[Collection entries]
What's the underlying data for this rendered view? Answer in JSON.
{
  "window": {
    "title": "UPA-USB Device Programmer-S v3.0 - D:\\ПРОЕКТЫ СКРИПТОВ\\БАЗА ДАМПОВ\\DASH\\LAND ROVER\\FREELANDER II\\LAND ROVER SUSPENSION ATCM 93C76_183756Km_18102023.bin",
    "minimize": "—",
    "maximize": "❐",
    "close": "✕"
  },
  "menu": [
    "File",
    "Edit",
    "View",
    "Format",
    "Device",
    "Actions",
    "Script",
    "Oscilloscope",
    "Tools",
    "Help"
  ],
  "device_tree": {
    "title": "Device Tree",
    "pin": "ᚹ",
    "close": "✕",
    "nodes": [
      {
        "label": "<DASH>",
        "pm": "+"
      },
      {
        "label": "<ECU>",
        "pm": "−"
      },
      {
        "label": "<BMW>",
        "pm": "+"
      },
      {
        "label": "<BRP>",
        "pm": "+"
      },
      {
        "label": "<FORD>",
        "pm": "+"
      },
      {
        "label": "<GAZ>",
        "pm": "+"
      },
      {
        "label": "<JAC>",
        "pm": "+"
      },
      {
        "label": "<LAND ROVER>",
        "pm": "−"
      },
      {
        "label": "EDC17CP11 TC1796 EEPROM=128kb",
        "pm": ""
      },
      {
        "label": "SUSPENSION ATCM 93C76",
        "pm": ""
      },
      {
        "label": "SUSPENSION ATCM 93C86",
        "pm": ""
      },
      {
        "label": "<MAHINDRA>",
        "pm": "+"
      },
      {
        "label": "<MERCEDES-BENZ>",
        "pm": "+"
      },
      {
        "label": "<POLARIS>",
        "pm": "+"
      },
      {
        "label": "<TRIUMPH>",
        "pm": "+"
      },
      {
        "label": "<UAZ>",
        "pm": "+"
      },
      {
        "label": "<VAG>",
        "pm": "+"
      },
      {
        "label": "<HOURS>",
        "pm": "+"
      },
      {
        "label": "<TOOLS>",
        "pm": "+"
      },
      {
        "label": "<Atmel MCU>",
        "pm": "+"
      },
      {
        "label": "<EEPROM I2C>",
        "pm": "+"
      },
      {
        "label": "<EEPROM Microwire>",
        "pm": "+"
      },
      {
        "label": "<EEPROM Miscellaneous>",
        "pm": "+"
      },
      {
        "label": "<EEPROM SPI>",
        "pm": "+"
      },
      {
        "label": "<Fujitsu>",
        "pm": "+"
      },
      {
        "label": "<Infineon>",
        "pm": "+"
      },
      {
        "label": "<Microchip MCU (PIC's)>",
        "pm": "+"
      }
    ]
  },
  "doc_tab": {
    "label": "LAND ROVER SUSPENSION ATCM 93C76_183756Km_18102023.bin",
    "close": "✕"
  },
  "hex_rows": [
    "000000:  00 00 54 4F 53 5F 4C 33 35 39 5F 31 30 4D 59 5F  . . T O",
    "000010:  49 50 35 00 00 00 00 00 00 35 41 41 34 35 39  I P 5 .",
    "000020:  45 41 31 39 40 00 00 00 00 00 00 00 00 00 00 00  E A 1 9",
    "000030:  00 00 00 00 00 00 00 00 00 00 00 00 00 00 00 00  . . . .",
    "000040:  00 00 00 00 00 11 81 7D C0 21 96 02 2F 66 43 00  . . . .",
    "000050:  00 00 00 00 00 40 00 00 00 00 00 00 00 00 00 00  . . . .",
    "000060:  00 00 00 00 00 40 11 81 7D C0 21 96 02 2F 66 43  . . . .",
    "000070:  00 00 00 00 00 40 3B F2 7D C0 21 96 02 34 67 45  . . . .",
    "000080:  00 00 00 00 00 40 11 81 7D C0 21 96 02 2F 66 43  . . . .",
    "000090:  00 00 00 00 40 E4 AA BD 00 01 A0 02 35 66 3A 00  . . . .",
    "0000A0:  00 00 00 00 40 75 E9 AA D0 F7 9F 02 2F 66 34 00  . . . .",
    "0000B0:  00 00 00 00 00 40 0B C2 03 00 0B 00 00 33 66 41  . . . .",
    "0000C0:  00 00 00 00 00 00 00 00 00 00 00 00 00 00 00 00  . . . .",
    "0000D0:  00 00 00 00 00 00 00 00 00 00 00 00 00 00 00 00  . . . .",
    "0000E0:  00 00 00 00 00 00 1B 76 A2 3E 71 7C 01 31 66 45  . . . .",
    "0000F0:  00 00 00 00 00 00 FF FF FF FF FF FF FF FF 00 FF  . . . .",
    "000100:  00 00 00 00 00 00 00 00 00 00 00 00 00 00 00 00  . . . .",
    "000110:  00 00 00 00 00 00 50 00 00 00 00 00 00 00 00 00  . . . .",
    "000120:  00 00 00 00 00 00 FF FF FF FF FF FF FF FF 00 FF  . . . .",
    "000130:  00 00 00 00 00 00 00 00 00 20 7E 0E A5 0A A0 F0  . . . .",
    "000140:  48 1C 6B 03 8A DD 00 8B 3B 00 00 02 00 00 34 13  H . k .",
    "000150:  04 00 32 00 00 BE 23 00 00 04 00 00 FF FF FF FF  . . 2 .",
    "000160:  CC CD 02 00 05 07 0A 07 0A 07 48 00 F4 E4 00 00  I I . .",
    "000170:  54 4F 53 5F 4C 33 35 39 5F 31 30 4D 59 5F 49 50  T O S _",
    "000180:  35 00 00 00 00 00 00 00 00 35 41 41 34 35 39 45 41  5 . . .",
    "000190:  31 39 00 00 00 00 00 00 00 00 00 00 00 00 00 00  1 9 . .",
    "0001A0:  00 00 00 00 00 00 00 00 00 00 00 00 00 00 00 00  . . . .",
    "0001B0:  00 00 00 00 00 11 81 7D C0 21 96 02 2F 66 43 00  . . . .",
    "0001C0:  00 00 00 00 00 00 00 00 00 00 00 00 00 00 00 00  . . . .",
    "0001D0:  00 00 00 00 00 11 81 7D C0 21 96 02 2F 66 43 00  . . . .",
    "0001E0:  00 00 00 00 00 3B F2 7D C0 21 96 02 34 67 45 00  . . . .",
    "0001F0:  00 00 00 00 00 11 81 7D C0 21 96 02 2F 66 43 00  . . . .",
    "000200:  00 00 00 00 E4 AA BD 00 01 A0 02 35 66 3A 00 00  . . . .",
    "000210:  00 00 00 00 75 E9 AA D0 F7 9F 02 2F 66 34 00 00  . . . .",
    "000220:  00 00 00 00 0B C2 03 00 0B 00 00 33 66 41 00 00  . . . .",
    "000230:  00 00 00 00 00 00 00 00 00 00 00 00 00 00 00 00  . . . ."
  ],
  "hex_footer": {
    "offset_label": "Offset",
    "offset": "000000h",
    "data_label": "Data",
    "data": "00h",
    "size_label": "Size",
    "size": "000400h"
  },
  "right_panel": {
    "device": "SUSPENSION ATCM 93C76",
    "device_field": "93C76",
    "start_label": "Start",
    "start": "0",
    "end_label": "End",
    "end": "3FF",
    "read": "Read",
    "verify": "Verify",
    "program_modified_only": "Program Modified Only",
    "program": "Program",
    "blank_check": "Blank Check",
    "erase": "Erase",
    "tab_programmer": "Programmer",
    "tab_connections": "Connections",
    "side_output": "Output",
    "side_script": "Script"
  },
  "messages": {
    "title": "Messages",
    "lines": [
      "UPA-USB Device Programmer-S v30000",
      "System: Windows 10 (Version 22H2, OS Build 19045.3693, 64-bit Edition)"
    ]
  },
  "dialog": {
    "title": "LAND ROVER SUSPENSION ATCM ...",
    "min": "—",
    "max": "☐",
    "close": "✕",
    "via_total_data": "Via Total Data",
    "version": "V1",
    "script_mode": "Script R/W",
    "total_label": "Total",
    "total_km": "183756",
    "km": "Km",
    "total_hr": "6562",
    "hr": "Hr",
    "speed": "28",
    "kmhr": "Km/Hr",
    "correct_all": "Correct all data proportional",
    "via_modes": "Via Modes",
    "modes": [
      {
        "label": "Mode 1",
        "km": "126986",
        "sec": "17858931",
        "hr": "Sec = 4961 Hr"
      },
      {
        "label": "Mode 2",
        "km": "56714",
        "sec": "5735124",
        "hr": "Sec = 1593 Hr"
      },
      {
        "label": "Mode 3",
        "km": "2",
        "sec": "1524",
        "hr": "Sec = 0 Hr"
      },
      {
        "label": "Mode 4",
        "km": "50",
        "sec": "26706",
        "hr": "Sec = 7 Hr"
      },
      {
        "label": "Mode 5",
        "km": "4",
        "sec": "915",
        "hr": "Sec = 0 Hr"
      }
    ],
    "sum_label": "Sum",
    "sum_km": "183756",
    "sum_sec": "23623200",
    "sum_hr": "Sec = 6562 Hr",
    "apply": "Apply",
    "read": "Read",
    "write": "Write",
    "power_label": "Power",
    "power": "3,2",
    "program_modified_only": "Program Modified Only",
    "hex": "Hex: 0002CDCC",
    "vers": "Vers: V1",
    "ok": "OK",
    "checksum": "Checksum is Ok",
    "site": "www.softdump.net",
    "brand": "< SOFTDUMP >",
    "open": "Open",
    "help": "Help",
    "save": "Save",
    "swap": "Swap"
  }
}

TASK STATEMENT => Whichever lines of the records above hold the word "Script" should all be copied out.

SOLUTION =>
    "Script",
    "side_script": "Script"
    "script_mode": "Script R/W",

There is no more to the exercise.